What is a preparation?
I have observed for myself what experimentalists, particularly those working in quantum optics, actually do, and not how they talk about it.
Physicists often say that they have prepared particles in a particular state.
What does this usually mean? The experimental setup contains a source of particles, about whose state one knows fairly little. By means of a system of screens and filters, one uses this to produce a beam of particles containing only particles in the required state.
This state (let us say spin up) is confirmed, for example, by measuring spin in the up-direction with a Stern-Gerlach magnet, and finding a spot in the expected place.
From the point of view of the thermal interpretation, however, the subsequent measurement of the spot is only a measurement of the macroscopic properties of the screen, and only indirectly connected with the objective state of the system.
From this point of view the same preparation looks like this: the source, that is the beam, is prepared, but not the individual particle.
At the quantum field theory level it is not at all clear whether one has particles or fields in the beam. The thermal interpretation, however, speaks only about precisely defined mathematical objects, and is therefore unable to give a judgement on this matter.
Stationary sources have a well-defined, measurable quantum state, given by a density matrix.
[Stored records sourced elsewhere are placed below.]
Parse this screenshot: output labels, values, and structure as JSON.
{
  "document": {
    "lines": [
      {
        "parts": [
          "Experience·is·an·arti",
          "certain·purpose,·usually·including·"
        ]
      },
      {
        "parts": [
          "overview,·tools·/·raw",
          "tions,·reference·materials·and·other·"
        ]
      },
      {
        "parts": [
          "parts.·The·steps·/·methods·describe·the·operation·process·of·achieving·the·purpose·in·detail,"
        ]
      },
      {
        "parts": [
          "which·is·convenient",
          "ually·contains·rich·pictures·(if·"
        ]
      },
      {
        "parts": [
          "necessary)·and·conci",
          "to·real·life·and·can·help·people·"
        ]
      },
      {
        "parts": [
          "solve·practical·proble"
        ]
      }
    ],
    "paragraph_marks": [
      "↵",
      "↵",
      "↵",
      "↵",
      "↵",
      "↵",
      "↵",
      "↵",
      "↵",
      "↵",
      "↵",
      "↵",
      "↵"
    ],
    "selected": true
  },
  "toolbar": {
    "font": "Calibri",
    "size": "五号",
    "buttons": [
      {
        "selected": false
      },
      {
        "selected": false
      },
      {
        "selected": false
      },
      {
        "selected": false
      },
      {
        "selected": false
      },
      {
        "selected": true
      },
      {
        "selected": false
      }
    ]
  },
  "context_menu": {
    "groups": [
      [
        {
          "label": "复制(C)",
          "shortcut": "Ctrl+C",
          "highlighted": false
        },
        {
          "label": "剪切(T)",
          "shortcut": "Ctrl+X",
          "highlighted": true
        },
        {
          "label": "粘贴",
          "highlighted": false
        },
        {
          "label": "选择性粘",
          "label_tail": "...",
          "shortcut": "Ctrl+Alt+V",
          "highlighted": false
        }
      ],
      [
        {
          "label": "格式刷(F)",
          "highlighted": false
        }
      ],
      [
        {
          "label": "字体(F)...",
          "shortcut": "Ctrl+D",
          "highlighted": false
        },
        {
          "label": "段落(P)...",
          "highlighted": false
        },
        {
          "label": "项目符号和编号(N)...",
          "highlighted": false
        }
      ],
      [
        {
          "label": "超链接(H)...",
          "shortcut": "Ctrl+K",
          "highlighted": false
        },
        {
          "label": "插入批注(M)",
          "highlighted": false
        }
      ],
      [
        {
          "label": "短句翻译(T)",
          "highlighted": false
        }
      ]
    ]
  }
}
With this interpretation there are no problems with preparation.
Arnold Neumaier (Arnold.Neumaier@univie.ac.at) A theoretical physics FAQ